• INSTRUCTIONS TO FOLLOW:
Restate the listing exactly.

******

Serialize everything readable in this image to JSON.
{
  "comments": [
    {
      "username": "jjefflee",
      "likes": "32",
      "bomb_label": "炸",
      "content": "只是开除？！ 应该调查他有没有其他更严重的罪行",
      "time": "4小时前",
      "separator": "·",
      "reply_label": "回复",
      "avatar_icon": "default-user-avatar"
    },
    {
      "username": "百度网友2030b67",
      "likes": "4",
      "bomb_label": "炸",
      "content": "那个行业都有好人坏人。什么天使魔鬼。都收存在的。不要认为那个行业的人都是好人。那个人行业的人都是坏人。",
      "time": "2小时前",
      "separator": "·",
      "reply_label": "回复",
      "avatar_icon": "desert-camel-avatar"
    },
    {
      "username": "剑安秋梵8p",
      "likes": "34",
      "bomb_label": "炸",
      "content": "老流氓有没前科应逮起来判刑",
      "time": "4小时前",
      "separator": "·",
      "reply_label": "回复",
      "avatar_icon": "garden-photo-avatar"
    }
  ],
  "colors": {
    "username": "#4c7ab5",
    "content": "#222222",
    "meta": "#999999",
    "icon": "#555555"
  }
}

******

• ANSWER SPACE:
Serialize everything readable in this image to JSON.
{
  "comments": [
    {
      "username": "jjefflee",
      "likes": "32",
      "bomb_label": "炸",
      "content": "只是开除？！ 应该调查他有没有其他更严重的罪行",
      "time": "4小时前",
      "separator": "·",
      "reply_label": "回复",
      "avatar_icon": "default-user-avatar"
    },
    {
      "username": "百度网友2030b67",
      "likes": "4",
      "bomb_label": "炸",
      "content": "那个行业都有好人坏人。什么天使魔鬼。都收存在的。不要认为那个行业的人都是好人。那个人行业的人都是坏人。",
      "time": "2小时前",
      "separator": "·",
      "reply_label": "回复",
      "avatar_icon": "desert-camel-avatar"
    },
    {
      "username": "剑安秋梵8p",
      "likes": "34",
      "bomb_label": "炸",
      "content": "老流氓有没前科应逮起来判刑",
      "time": "4小时前",
      "separator": "·",
      "reply_label": "回复",
      "avatar_icon": "garden-photo-avatar"
    }
  ],
  "colors": {
    "username": "#4c7ab5",
    "content": "#222222",
    "meta": "#999999",
    "icon": "#555555"
  }
}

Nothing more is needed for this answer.